* DATA EXTRACT

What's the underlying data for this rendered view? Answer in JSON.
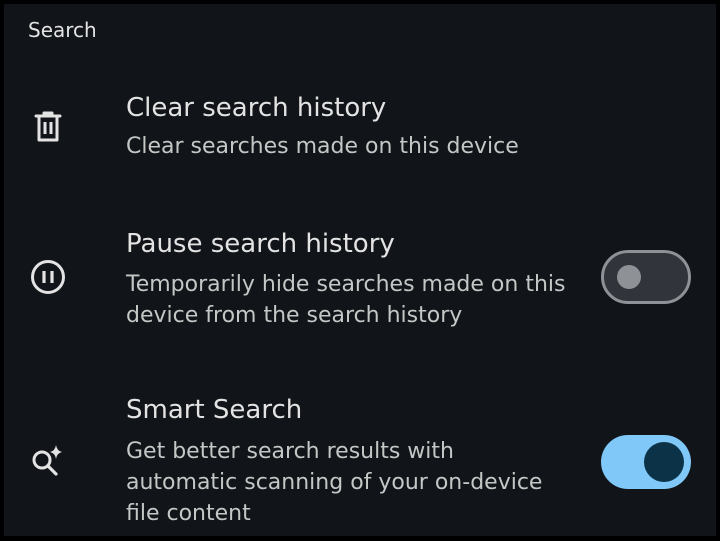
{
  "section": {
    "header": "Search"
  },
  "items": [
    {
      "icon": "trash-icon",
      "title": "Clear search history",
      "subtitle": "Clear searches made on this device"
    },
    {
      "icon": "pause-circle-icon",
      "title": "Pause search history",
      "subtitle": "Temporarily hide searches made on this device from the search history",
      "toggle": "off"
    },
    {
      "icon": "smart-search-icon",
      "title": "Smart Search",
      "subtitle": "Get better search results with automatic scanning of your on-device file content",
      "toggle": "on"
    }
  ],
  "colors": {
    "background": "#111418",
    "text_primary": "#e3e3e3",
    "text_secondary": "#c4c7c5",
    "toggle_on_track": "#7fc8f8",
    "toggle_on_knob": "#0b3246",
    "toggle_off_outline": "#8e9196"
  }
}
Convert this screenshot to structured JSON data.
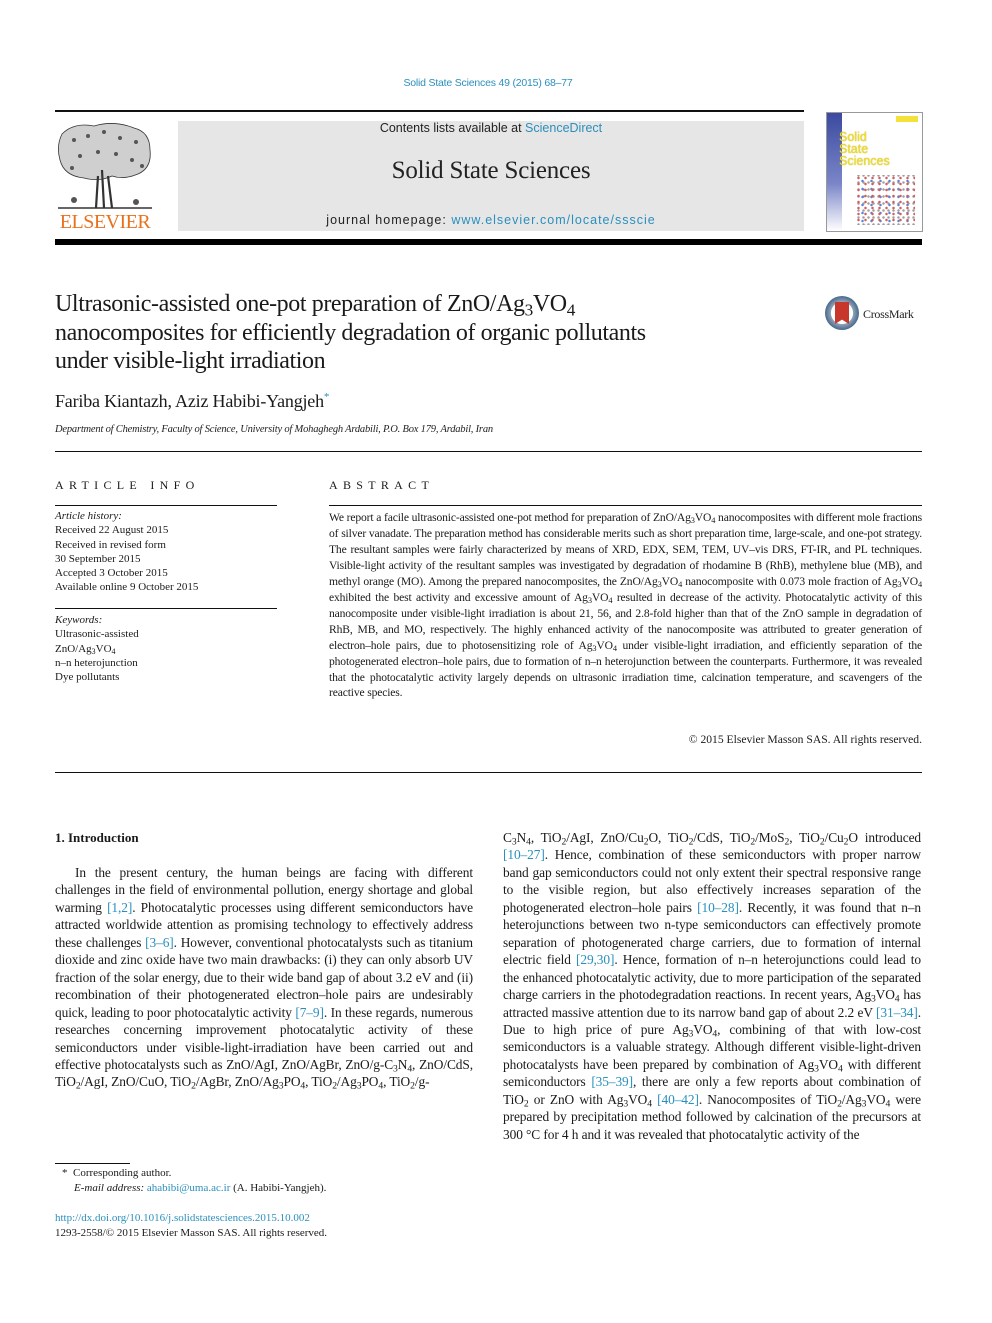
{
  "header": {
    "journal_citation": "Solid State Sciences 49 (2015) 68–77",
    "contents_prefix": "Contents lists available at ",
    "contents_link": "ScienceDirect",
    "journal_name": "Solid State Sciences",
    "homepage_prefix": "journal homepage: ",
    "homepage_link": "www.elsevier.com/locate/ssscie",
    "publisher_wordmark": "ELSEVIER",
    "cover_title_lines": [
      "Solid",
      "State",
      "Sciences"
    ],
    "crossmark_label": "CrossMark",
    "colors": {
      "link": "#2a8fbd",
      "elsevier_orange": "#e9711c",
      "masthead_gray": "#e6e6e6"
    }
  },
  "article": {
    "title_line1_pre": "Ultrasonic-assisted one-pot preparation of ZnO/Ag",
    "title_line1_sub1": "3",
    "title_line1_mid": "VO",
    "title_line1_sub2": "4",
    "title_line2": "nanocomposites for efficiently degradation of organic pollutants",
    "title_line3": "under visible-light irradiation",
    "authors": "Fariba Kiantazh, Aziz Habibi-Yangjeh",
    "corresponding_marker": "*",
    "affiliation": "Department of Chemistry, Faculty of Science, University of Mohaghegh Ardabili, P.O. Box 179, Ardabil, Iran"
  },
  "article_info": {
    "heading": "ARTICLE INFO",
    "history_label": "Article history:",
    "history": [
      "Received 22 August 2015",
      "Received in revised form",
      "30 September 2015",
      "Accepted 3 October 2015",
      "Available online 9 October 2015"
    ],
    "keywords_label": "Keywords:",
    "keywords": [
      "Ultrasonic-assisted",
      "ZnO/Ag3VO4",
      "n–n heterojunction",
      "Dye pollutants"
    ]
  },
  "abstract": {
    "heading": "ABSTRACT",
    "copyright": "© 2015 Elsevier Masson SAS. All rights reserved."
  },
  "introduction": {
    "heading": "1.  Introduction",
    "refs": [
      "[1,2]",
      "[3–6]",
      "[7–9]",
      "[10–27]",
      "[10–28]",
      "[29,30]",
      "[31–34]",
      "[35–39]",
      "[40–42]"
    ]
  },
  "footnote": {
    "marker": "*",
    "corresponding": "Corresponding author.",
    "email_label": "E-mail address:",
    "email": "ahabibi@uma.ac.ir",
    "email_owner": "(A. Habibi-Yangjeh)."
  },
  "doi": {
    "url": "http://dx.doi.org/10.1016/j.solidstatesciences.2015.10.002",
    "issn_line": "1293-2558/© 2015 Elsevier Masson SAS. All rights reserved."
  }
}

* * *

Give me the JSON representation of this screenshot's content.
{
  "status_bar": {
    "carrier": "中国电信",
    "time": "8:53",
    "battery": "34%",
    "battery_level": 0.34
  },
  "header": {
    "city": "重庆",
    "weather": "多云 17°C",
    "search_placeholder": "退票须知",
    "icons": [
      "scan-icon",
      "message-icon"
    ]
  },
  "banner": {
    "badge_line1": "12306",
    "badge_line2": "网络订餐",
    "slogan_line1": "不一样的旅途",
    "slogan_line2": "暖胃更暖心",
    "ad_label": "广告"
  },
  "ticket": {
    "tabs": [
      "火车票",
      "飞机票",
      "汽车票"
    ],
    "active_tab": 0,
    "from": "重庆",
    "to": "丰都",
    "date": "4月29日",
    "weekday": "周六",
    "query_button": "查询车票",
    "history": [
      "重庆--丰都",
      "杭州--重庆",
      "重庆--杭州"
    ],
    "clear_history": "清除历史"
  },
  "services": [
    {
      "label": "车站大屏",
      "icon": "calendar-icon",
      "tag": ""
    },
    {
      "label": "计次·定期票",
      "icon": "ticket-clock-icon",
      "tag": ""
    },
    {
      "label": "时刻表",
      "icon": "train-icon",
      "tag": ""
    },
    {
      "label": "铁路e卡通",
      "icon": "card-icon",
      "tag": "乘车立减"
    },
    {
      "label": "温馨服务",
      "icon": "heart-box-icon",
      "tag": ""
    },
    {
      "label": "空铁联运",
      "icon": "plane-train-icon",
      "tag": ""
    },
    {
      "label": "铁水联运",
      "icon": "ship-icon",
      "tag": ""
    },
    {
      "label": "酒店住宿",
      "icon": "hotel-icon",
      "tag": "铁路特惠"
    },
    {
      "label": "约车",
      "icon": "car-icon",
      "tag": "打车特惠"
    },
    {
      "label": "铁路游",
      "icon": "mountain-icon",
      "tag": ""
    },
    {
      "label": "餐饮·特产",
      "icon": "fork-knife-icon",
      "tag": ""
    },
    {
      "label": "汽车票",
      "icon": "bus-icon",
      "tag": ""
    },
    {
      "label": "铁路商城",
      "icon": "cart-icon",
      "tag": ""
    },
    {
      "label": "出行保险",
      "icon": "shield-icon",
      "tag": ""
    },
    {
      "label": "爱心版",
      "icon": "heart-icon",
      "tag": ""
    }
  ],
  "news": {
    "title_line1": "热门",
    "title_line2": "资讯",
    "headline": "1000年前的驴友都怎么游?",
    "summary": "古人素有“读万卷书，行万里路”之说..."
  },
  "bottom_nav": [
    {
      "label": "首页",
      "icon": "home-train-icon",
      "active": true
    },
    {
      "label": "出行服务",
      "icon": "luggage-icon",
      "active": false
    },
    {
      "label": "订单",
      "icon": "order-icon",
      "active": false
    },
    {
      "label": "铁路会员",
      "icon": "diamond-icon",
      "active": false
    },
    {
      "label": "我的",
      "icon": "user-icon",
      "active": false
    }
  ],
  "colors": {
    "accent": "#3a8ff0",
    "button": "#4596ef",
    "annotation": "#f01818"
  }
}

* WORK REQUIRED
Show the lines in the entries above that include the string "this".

* YOUR SOLUTION
What's the underlying data for this rendered view? Answer in JSON.
      "subtitle": "Clear searches made on this device"
      "subtitle": "Temporarily hide searches made on this device from the search history",
Convert this screenshot to structured JSON data.
Give me the JSON representation of this screenshot's content.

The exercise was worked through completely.